Friday, November 15, 2013
A young family has a very big problem. Their 5, 3 and 1 year old children are very noisy.
Now stop laughing! The situation is that they live in an upstairs apartment and the downstairs neighbors are complaining loudly and often – to the point where these folks are facing eviction. And moving at this time is not an option.
The issue is similar to families where Mom or Dad works nights and needs to sleep in the daytime. Or a family who has a frail relative living with them who requires quiet.
My suggestion requires some firm parental leadership that is conveyed through significant consequences.
This approach is one of John Rosemond’s most famous ideas – “the doctor”. It will apply to the 3 and 5 year old; the 1 year old is too young. But when the older kids quiet down, the little one may follow along too.
First of all, try to schedule as much outdoor time as you reasonably can. Try to give your kids time at the park or in the yard and encourage all the running, jumping and noisy playtime you can. It is harder as we move into the cold months, but do the absolute best you can.
Now later today at a reasonably calm moment, sit the kids down and have a brief conversation that goes something like this. “I had a talk with your doctor today about how noisy you are in the house. He told me that when kids can’t play quietly in the house, it is because they aren’t getting enough sleep. So from now on, he told me to tell you once each day that playtime in the house needs to be quiet. If even once you get too noisy, I will know that means you need more sleep. So you will go to bed directly after supper that night. I am sorry I didn’t know this before and am glad the doctor gave us some help!”
Be light hearted, be upbeat, be clear and be concise. No long explanations about the neighbor’s complaints, the terrible worry that would come with eviction, the outrageous behavior of children who don’t obey – this is too much information and is unlikely to motivate your kids.
Change is only going to happen when their standard of living is seriously affected – and early bedtime is a horrible consequence from your kids’ viewpoint!
Now be absolutely consistent about following the doctor’s instructions. Tell them about quiet play once each day. Then no reminders, threats or second chances. If play becomes noisy, just announce that bedtime is right after supper tonight.
A few days of implementing early bedtime should get their attention and help them get the rest they need to play quietly in the house. Expect some improvement, some worsening, some improvement and then another test or two to see if the rule is still in place. But stay the course and hang in there.
This approach works because it is objective, calm and authoritative. It can help a child get over a hump in his life and for this family, a very significant “hump” for all of them.
Monday, November 11, 2013
As in every second of every day, right?

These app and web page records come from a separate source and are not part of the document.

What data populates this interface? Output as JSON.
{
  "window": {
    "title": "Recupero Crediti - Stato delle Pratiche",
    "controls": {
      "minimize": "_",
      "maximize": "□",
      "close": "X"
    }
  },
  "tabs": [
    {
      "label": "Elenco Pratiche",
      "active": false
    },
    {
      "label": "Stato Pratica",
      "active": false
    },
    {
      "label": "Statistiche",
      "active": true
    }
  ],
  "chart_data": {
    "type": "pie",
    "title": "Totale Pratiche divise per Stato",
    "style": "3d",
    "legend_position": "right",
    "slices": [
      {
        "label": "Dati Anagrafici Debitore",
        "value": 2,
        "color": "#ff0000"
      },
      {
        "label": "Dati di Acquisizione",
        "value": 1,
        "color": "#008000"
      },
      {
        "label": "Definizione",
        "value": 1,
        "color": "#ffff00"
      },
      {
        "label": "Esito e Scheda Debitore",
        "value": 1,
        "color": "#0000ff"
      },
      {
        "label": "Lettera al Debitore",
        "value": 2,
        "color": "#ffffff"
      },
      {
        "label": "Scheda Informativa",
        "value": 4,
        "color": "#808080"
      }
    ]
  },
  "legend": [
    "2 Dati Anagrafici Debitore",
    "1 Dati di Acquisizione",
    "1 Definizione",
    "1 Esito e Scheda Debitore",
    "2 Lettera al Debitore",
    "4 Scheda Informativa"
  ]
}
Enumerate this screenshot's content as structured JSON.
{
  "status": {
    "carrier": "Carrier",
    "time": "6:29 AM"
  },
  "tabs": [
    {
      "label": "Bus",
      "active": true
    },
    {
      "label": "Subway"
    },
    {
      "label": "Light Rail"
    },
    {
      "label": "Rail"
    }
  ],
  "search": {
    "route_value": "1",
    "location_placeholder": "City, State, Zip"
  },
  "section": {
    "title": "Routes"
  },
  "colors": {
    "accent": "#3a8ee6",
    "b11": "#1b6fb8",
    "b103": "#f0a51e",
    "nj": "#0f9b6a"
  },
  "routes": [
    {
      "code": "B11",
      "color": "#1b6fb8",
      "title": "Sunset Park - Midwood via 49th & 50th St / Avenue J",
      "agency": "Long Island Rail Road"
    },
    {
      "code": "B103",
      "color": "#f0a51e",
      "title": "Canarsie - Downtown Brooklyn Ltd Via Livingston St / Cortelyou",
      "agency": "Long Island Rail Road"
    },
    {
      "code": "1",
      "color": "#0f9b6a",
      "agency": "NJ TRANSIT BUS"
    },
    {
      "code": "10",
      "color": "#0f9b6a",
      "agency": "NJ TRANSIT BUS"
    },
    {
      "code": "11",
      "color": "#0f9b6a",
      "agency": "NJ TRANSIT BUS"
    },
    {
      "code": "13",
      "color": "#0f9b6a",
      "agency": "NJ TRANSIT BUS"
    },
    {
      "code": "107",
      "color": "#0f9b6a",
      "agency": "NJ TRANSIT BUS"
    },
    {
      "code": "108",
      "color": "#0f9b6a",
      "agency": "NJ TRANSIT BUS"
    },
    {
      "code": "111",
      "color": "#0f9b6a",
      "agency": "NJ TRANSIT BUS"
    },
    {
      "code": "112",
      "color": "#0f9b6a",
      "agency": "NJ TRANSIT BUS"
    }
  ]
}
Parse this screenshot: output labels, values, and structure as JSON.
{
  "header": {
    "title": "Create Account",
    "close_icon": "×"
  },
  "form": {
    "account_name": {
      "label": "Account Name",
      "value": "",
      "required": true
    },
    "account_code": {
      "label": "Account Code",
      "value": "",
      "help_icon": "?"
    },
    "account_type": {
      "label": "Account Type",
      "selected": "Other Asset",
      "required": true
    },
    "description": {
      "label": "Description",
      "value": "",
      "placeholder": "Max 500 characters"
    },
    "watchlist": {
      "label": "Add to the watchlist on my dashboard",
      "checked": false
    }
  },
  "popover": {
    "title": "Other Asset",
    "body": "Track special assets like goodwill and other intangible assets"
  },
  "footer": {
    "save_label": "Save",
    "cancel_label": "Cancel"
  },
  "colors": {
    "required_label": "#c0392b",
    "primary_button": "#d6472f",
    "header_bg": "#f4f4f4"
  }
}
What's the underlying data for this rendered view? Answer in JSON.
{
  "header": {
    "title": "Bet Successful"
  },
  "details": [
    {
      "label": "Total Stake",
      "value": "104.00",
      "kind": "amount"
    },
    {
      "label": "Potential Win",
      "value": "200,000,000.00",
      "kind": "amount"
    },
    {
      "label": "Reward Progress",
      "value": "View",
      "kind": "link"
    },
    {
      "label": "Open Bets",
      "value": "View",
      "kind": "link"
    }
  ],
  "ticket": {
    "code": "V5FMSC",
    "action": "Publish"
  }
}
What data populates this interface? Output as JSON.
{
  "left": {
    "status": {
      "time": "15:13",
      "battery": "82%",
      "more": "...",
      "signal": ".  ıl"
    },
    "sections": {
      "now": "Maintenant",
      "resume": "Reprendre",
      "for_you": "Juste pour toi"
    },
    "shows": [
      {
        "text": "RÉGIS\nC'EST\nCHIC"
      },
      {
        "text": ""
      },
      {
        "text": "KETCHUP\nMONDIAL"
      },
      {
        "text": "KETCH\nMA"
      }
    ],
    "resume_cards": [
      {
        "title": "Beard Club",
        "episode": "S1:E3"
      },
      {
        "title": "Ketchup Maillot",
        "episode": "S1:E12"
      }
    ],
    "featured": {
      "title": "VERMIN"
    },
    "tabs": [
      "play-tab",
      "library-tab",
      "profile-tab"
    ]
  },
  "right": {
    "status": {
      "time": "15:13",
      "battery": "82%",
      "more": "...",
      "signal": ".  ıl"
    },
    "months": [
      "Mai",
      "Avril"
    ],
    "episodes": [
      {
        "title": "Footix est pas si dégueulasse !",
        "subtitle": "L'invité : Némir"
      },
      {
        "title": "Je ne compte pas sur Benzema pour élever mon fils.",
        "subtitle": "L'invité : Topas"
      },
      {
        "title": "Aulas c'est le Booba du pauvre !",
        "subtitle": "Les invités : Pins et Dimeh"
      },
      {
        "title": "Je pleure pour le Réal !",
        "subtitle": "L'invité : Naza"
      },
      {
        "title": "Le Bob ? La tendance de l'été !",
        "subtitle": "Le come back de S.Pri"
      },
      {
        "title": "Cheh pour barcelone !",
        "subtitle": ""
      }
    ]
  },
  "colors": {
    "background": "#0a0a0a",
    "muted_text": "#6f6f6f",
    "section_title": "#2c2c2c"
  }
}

It is simply the nature of a 3 year old. Until now he has been at the absolute center of everyone’s attention – a place he LIKES and believes he is entitled to. Suddenly he is being gently moved out of that super special circle. Whether he is off to preschool or day care or there is a new baby in the house or his family is beginning to teach him some rules, life has become confusing. He also knows more about what he wants. When he wants something, he wants it RIGHT NOW.
There are plenty of reasons for a 3 year old to be frustrated. And furthermore, he was not born with any tools for dealing with frustration so his response is often to hit or scream or bite or throw a tantrum.
What is a parent to do??? Well the first thing he should NOT do is try to talk and reason. A 3 year old is not a little adult, he is a child. He does not have the understanding or experience or patience to listen to mom and dad’s lessons about being kind, treating others fairly, taking his turn or waiting patiently. So please, please save your breath.
When your little one acts out; he hits his little brother, he screams at the grocery store, or he fights you about putting his shoes on, understand that his frustration is natural and it is necessary that he experience it. You cannot always make things better for him and he NEEDS to learn to handle frustration – from this point on there is going to be some frustration in his life, just like for the rest of us!
So frustration is a good and natural thing.
Yup, it is good and natural.
So back to what to do?
1 – stop talking!!!!! It is not going to do any good so STOP!
2 – When he does something like hit, bite, push, grab other’s toys, pick him up immediately, say “NO – we don’t’ hit” and put him in time out. Time out doesn’t always work but if it does, it is a good first step.
3 – if time out doesn’t work for your little one you will still need to stop the behavior by removing him. Later, when he is calm and the incident is over you should levy a big consequence. Perhaps he won’t get dessert tonight, or a bedtime story or a favorite tv show. You will calmly say “because you hit your brother this morning, you are not having dessert tonight”. “Because you refused to put your coat and shoes on this morning, you are going to bed early tonight”.
4 – be consistent, stay calm and don’t try to solve whatever the problem seems to be. Mainly because hitting, biting, screaming is wrong – no matter what the reason was. Accept that these lessons are going to take some time so just keep on doing what you are supposed to do!
When you consistently deal with his acts of frustration, he will begin to learn 2 essential things. First, better behavior! But most importantly the more he learns to solve his problems and deal with his frustration – the happier he will be!